- **WORK ORDER**: All lines in the records that carry the string "name" are to be shown.

DATA FOR PROCESSING Start Marker

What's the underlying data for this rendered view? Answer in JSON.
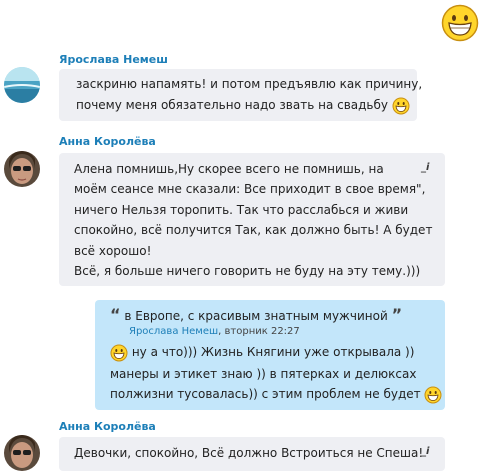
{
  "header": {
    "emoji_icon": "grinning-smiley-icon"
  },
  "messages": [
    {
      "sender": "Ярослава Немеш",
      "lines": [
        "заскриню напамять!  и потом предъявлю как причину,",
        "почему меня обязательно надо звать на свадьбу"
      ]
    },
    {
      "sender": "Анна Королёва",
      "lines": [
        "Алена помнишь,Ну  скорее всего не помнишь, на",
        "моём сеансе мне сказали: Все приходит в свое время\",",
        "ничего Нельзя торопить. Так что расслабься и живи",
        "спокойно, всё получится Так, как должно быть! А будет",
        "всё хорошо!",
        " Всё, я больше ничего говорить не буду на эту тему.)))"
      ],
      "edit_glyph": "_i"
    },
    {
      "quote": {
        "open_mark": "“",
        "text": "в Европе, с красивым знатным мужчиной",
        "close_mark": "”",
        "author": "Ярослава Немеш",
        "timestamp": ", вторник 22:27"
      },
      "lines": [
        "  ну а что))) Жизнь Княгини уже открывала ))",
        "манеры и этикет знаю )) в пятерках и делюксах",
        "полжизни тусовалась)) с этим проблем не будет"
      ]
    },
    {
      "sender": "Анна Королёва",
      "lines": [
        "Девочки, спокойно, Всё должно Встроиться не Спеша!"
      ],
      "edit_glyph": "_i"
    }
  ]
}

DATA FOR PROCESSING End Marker
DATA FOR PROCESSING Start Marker

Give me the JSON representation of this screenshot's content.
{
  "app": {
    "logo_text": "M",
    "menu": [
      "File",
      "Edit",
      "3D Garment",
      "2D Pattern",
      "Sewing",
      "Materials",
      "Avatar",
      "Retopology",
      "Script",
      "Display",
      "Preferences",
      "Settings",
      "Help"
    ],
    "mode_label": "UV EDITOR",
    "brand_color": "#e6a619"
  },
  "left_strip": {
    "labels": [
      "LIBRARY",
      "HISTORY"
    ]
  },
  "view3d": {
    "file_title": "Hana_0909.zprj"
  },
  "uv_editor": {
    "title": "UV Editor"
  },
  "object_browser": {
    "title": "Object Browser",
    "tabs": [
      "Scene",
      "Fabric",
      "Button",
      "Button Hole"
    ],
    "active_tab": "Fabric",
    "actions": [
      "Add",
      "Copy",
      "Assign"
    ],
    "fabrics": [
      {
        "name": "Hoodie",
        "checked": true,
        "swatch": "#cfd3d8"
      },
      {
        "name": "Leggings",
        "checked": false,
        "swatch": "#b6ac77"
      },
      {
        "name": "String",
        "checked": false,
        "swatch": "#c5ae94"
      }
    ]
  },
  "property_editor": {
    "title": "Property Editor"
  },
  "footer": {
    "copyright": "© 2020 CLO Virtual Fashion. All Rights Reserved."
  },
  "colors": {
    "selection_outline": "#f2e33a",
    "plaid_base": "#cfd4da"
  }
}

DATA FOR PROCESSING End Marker
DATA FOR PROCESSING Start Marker

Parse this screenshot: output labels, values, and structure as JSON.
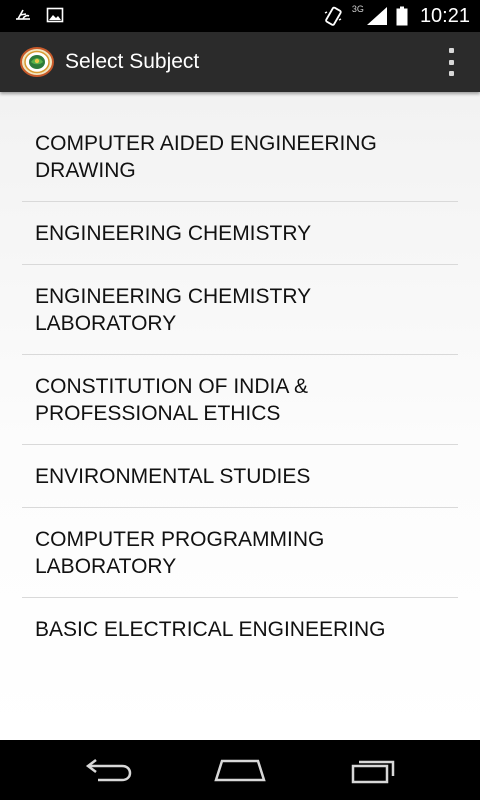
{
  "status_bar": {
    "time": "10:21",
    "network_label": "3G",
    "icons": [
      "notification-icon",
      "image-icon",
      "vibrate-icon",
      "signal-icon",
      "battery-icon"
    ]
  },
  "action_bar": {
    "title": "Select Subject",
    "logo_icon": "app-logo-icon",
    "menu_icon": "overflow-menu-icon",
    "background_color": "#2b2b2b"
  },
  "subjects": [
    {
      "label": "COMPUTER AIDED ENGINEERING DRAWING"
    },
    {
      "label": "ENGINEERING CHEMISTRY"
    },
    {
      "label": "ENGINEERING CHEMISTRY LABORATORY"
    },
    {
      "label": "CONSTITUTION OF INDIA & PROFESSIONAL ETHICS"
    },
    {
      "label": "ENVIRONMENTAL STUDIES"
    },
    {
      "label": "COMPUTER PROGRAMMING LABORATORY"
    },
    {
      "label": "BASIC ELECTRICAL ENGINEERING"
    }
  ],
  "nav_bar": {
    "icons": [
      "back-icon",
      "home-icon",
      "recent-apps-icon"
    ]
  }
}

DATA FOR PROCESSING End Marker

- **EXERCISE OUTPUT**:
        "name": "Hoodie",
        "name": "Leggings",
        "name": "String",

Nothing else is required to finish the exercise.